**What the exercise asks:**
Filter the entries for the word "image". Copy each line that has it.
━━━━━ Material to process
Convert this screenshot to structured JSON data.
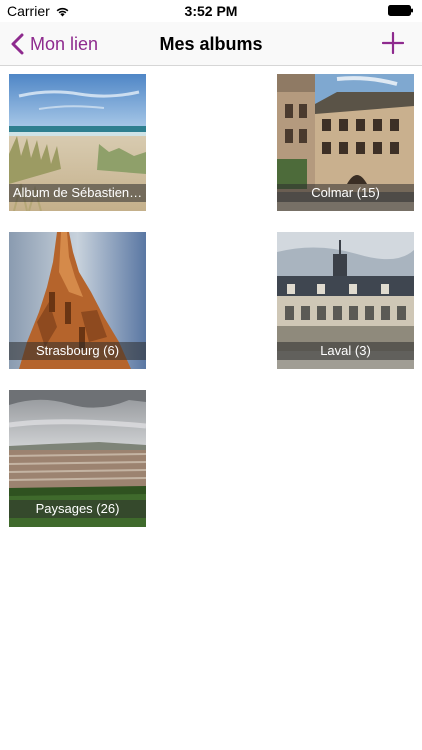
{
  "status_bar": {
    "carrier": "Carrier",
    "time": "3:52 PM"
  },
  "nav_bar": {
    "back_label": "Mon lien",
    "title": "Mes albums",
    "accent_color": "#8e2a8e"
  },
  "albums": [
    {
      "label": "Album de Sébastien…",
      "image": "beach-dunes-photo"
    },
    {
      "label": "Colmar (15)",
      "image": "colmar-building-photo"
    },
    {
      "label": "Strasbourg (6)",
      "image": "cathedral-spire-photo"
    },
    {
      "label": "Laval (3)",
      "image": "chateau-facade-photo"
    },
    {
      "label": "Paysages (26)",
      "image": "town-landscape-photo"
    }
  ]
}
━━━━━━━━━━
**Solution for this task:**
      "image": "beach-dunes-photo"
      "image": "colmar-building-photo"
      "image": "cathedral-spire-photo"
      "image": "chateau-facade-photo"
      "image": "town-landscape-photo"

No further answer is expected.